Jimmy and Ginger Emmons press on from the Rhea Fire knowing it cannot overpower the agriculture community’s spirit or the soil’s ability to give life.
A discovery about pecan scab reproduction could give producers a new way to fight the fungus and potentially save them thousands of dollars in the process.
Soil microorganisms are among the most successful creatures on the planet.
Land managers work together to safely conduct prescribed burns across Oklahoma.
Fire is essential to the health of the Southern Great Plains. Prescribed fire is a management tool that benefits the land in a safe, planned way.
Prescribed fire, grazing and rest are integral processes for maintaining the integrity, stability and beauty of the biotic community in the Southern Great Plains and throughout the U.S.
From academic experts to everyday actions, lessons bring soil health practices to life.

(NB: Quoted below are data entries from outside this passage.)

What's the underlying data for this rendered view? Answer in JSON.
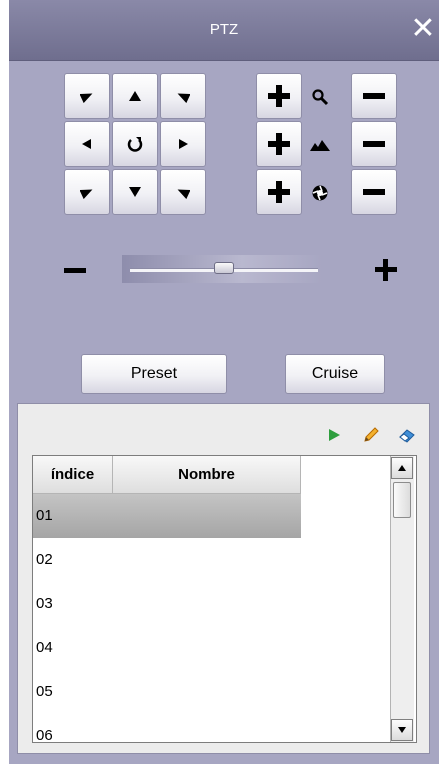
{
  "window": {
    "title": "PTZ",
    "close_icon": "close-icon"
  },
  "direction_pad": {
    "icons": [
      "arrow-up-left-icon",
      "arrow-up-icon",
      "arrow-up-right-icon",
      "arrow-left-icon",
      "rotate-icon",
      "arrow-right-icon",
      "arrow-down-left-icon",
      "arrow-down-icon",
      "arrow-down-right-icon"
    ]
  },
  "adjust_rows": [
    {
      "name": "zoom",
      "icon": "zoom-icon"
    },
    {
      "name": "focus",
      "icon": "focus-icon"
    },
    {
      "name": "iris",
      "icon": "iris-icon"
    }
  ],
  "speed_slider": {
    "level": 0.5
  },
  "buttons": {
    "preset": "Preset",
    "cruise": "Cruise"
  },
  "toolbar": {
    "icons": [
      "play-icon",
      "edit-icon",
      "erase-icon"
    ]
  },
  "table": {
    "columns": [
      "índice",
      "Nombre"
    ],
    "rows": [
      "01",
      "02",
      "03",
      "04",
      "05",
      "06"
    ],
    "selected_row": 0
  },
  "colors": {
    "panel": "#a7a6c2",
    "titlebar": "#7b7a99",
    "selected_row": "#b4b4b4",
    "play": "#2e9e3e"
  }
}
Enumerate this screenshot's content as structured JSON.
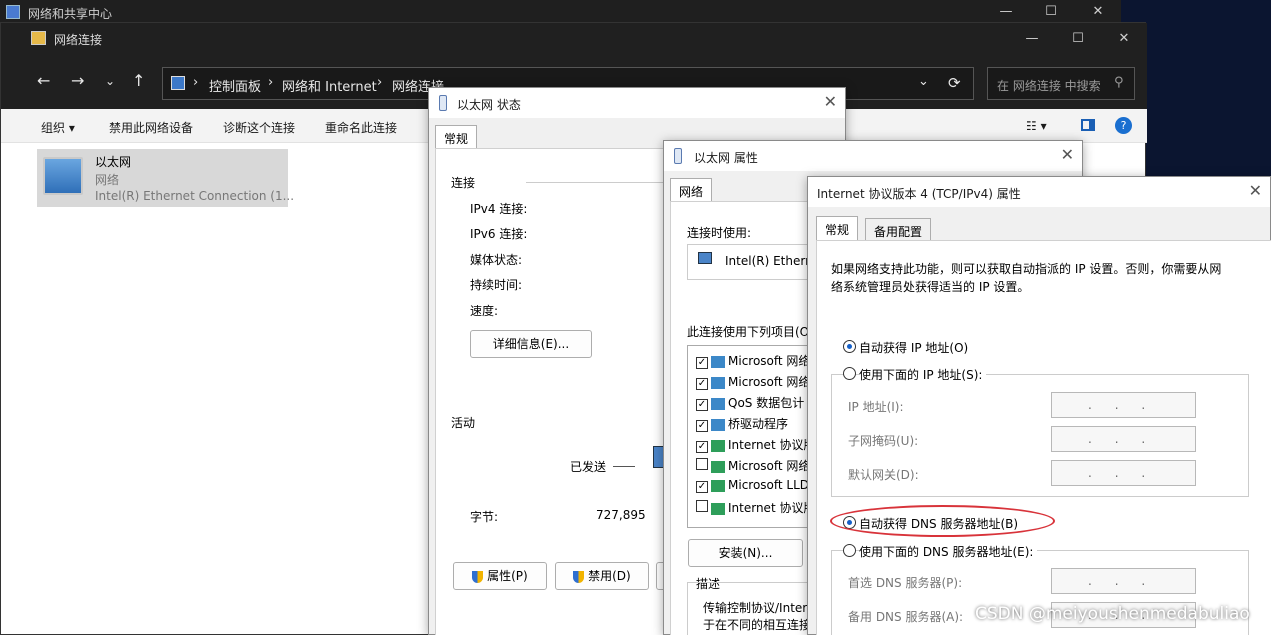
{
  "back_window": {
    "title": "网络和共享中心"
  },
  "explorer": {
    "title": "网络连接",
    "breadcrumb": [
      "控制面板",
      "网络和 Internet",
      "网络连接"
    ],
    "search_placeholder": "在 网络连接 中搜索",
    "toolbar": {
      "organize": "组织",
      "disable": "禁用此网络设备",
      "diagnose": "诊断这个连接",
      "rename": "重命名此连接"
    },
    "item": {
      "name": "以太网",
      "type": "网络",
      "adapter": "Intel(R) Ethernet Connection (1..."
    }
  },
  "status_dialog": {
    "title": "以太网 状态",
    "tab": "常规",
    "section_connection": "连接",
    "fields": [
      "IPv4 连接:",
      "IPv6 连接:",
      "媒体状态:",
      "持续时间:",
      "速度:"
    ],
    "details_button": "详细信息(E)...",
    "section_activity": "活动",
    "sent_label": "已发送",
    "bytes_label": "字节:",
    "bytes_value": "727,895",
    "properties_button": "属性(P)",
    "disable_button": "禁用(D)"
  },
  "props_dialog": {
    "title": "以太网 属性",
    "tab": "网络",
    "connect_using": "连接时使用:",
    "adapter": "Intel(R) Etherne",
    "items_header": "此连接使用下列项目(O",
    "items": [
      {
        "checked": true,
        "label": "Microsoft 网络"
      },
      {
        "checked": true,
        "label": "Microsoft 网络"
      },
      {
        "checked": true,
        "label": "QoS 数据包计"
      },
      {
        "checked": true,
        "label": "桥驱动程序"
      },
      {
        "checked": true,
        "label": "Internet 协议版"
      },
      {
        "checked": false,
        "label": "Microsoft 网络"
      },
      {
        "checked": true,
        "label": "Microsoft LLD"
      },
      {
        "checked": false,
        "label": "Internet 协议版"
      }
    ],
    "install_button": "安装(N)...",
    "desc_header": "描述",
    "desc_line1": "传输控制协议/Intern",
    "desc_line2": "于在不同的相互连接"
  },
  "ipv4_dialog": {
    "title": "Internet 协议版本 4 (TCP/IPv4) 属性",
    "tabs": [
      "常规",
      "备用配置"
    ],
    "intro_line1": "如果网络支持此功能，则可以获取自动指派的 IP 设置。否则，你需要从网",
    "intro_line2": "络系统管理员处获得适当的 IP 设置。",
    "auto_ip": "自动获得 IP 地址(O)",
    "manual_ip": "使用下面的 IP 地址(S):",
    "ip_label": "IP 地址(I):",
    "mask_label": "子网掩码(U):",
    "gateway_label": "默认网关(D):",
    "ip_dots": ".      .      .",
    "auto_dns": "自动获得 DNS 服务器地址(B)",
    "manual_dns": "使用下面的 DNS 服务器地址(E):",
    "pref_dns": "首选 DNS 服务器(P):",
    "alt_dns": "备用 DNS 服务器(A):"
  },
  "watermark": "CSDN @meiyoushenmedabuliao"
}
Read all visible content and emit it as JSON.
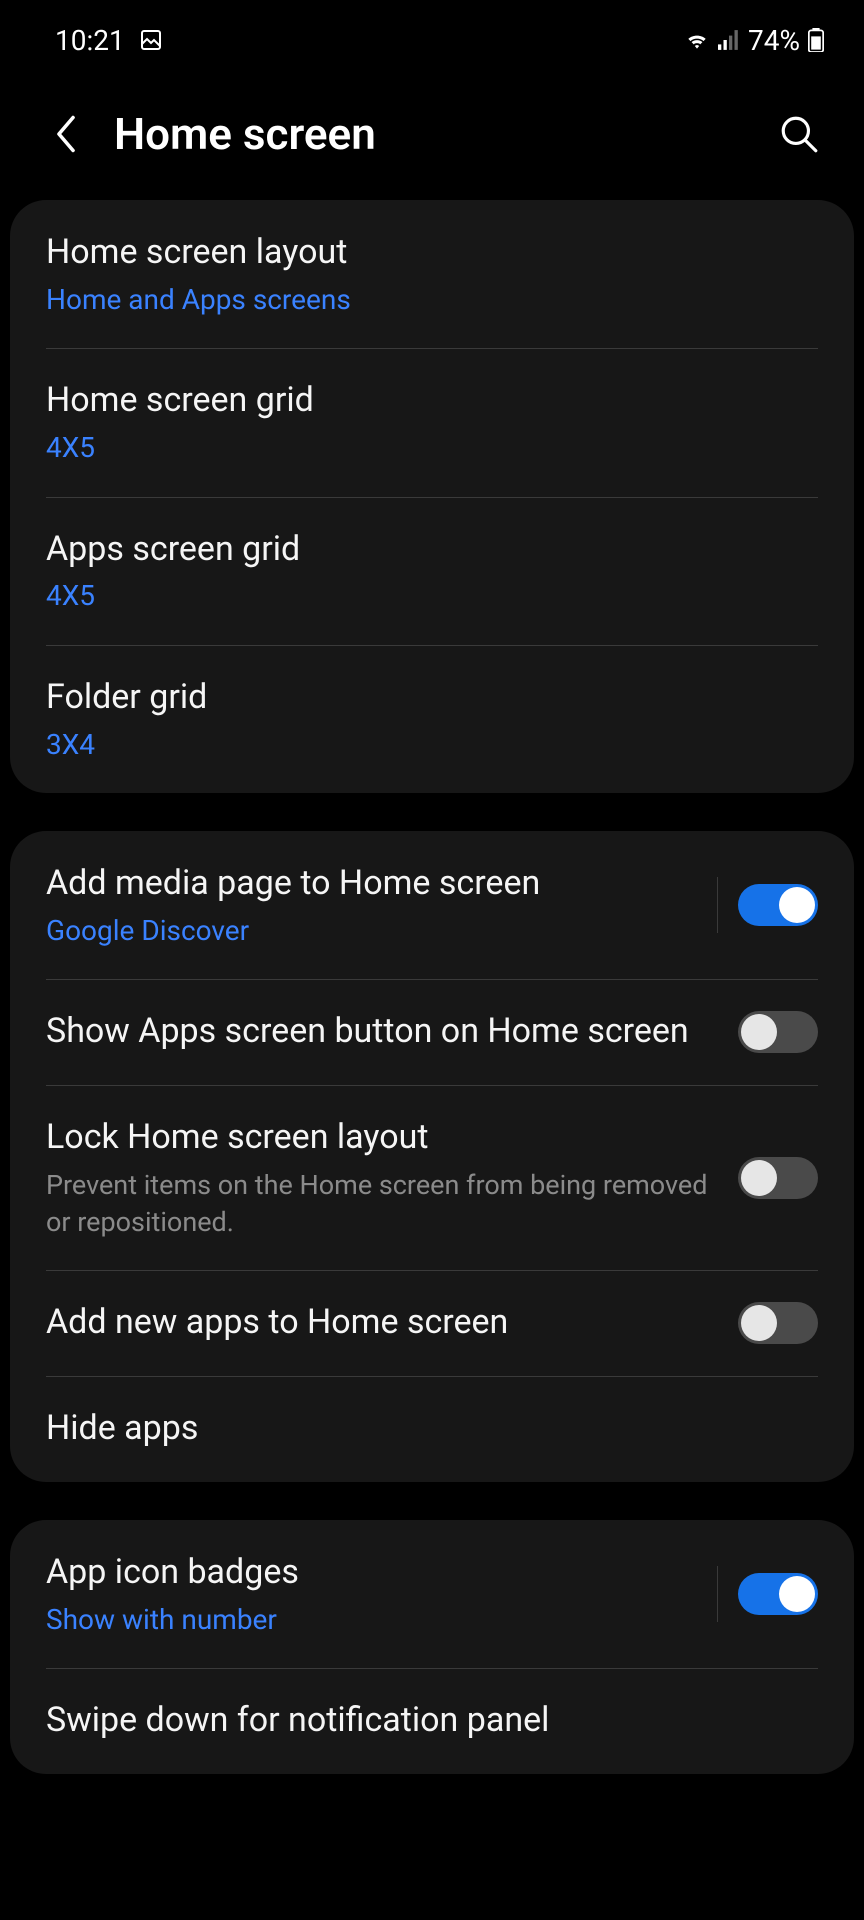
{
  "status": {
    "time": "10:21",
    "battery": "74%"
  },
  "header": {
    "title": "Home screen"
  },
  "g1": {
    "r0_title": "Home screen layout",
    "r0_sub": "Home and Apps screens",
    "r1_title": "Home screen grid",
    "r1_sub": "4X5",
    "r2_title": "Apps screen grid",
    "r2_sub": "4X5",
    "r3_title": "Folder grid",
    "r3_sub": "3X4"
  },
  "g2": {
    "r0_title": "Add media page to Home screen",
    "r0_sub": "Google Discover",
    "r1_title": "Show Apps screen button on Home screen",
    "r2_title": "Lock Home screen layout",
    "r2_sub": "Prevent items on the Home screen from being removed or repositioned.",
    "r3_title": "Add new apps to Home screen",
    "r4_title": "Hide apps"
  },
  "g3": {
    "r0_title": "App icon badges",
    "r0_sub": "Show with number",
    "r1_title": "Swipe down for notification panel"
  }
}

Cole Fagen, a Lloyd Noble Scholar in Agriculture, learns the value of growing-season prescribed burns and discovers a new favorite tool: the drip torch.
The Noble Research Institute, Oklahoma Cooperative Extension Service, the Oklahoma Prescribed Burn Association (OPBA), and the Oaks and Prairies Joint Venture will co-host a Growing Season Prescribed Burn Field Day to discuss the benefits and proper use of prescribed burning for land management.
Habitat includes food, water, shelter, space and the arrangement of these components, though land managers and popular press most popularly discuss food. Food can easily be managed, and many times the focus is only on food plots and feeders. Native vegetation can take a back seat to these intensive management practices, but people should be aware how to manage existing native vegetation to provide a high quality diet.